◆ **What you need to do**
Check every line of the data below for the word "Effects" and say how many have it, without further comment.

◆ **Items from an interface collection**
================================

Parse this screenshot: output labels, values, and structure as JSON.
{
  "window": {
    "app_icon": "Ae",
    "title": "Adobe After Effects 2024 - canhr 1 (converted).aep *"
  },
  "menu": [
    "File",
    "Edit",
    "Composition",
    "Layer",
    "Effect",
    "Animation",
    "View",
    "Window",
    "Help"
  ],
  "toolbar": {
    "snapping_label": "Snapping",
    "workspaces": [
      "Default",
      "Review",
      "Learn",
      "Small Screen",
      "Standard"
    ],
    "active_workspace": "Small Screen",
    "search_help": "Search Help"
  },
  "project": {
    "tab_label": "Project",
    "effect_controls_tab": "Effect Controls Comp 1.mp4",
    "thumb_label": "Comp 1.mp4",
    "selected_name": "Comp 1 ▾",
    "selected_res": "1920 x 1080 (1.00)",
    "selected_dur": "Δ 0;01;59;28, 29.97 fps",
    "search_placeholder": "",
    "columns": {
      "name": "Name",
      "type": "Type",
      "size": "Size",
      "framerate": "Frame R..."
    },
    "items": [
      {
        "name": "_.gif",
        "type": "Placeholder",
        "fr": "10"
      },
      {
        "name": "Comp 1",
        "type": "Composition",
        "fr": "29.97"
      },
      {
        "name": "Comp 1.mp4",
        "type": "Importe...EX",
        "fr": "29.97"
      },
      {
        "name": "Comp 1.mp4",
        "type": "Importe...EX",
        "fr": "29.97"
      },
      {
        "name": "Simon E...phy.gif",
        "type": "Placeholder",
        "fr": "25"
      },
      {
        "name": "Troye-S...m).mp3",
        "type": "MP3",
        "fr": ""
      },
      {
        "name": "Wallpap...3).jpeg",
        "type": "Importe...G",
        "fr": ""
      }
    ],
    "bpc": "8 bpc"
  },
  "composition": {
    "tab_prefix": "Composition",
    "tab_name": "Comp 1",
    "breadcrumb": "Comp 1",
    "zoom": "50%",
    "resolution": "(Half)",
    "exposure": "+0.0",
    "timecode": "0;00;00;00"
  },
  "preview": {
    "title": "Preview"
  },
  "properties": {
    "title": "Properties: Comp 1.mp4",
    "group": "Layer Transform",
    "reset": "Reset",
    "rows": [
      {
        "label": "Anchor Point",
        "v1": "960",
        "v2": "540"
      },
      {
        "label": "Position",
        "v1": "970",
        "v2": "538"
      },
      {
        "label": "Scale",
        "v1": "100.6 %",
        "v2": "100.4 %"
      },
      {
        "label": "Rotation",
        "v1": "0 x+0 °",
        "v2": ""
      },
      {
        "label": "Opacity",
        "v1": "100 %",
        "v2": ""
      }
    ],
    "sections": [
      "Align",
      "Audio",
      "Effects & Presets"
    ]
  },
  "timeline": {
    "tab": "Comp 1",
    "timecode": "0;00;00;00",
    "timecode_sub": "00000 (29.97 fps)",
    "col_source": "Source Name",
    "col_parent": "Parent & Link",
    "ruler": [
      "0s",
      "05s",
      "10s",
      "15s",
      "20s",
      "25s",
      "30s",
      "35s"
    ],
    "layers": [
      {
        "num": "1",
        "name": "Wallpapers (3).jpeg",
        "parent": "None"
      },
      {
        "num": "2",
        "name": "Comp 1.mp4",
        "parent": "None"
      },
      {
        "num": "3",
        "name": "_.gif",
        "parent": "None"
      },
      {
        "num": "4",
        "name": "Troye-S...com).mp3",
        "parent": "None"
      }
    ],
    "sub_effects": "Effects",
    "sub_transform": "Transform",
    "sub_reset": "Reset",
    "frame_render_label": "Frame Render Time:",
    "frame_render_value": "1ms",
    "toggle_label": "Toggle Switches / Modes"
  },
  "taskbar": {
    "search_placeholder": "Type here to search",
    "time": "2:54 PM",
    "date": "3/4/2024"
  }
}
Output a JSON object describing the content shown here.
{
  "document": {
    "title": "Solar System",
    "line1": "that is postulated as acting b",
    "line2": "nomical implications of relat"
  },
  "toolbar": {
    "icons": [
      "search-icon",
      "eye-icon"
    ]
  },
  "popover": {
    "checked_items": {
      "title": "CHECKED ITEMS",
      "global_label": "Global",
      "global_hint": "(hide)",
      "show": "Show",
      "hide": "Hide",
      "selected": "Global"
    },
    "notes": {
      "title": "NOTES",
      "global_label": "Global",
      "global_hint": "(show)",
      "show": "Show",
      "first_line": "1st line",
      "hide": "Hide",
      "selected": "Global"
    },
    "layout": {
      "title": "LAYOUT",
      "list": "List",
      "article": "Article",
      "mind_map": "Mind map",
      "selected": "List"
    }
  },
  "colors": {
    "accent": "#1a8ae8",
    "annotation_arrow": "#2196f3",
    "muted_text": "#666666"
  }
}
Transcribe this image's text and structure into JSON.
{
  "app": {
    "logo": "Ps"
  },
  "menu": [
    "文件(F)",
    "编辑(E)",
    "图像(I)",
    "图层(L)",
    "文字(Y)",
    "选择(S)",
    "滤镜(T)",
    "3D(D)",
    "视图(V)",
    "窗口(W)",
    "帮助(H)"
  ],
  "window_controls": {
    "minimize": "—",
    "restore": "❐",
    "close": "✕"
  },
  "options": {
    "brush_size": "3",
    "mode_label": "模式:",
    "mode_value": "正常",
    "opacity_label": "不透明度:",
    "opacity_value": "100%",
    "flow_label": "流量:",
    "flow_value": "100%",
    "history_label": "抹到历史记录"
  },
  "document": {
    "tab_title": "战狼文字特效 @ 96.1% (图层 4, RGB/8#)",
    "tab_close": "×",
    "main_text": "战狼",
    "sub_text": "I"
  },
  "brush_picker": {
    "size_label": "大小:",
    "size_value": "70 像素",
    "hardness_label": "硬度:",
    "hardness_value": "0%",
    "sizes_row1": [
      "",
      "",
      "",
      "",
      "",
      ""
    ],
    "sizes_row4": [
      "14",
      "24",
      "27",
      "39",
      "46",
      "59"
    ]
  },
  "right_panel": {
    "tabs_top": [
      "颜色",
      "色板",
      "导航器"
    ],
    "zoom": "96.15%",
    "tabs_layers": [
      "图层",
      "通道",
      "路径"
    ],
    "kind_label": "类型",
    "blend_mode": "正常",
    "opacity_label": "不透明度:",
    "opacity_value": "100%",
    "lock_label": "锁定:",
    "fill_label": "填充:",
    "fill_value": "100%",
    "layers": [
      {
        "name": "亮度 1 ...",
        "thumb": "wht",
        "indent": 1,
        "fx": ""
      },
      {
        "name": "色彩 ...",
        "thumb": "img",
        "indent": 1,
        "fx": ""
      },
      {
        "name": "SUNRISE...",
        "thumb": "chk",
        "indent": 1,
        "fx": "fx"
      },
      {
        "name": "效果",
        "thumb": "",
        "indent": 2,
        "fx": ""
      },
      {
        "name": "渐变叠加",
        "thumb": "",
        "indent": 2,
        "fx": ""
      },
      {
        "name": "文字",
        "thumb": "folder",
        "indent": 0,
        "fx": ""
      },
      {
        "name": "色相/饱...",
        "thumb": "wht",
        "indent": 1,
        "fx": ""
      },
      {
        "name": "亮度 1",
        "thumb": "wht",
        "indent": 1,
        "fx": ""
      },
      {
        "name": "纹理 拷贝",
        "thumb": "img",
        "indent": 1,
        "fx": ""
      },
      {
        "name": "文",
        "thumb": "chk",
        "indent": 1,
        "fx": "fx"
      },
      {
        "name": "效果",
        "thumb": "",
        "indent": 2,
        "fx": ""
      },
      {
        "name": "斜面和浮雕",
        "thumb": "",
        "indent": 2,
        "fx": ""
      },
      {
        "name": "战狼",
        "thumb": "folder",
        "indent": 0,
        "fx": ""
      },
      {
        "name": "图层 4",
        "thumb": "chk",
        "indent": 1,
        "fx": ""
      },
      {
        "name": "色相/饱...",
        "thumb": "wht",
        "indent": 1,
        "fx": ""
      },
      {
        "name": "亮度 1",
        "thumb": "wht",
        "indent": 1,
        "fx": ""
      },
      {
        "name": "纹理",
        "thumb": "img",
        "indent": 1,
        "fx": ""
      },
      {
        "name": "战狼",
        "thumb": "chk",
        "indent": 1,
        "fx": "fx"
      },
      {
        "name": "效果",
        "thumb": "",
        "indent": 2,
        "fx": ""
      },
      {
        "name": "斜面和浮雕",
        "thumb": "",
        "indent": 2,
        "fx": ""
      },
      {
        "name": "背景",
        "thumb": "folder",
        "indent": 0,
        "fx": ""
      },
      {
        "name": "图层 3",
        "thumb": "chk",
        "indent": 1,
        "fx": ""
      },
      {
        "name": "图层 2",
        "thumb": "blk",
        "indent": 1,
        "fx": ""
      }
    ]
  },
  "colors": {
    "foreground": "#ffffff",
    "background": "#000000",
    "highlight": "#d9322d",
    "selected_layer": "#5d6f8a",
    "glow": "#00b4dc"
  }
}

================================

◆ **Result**
3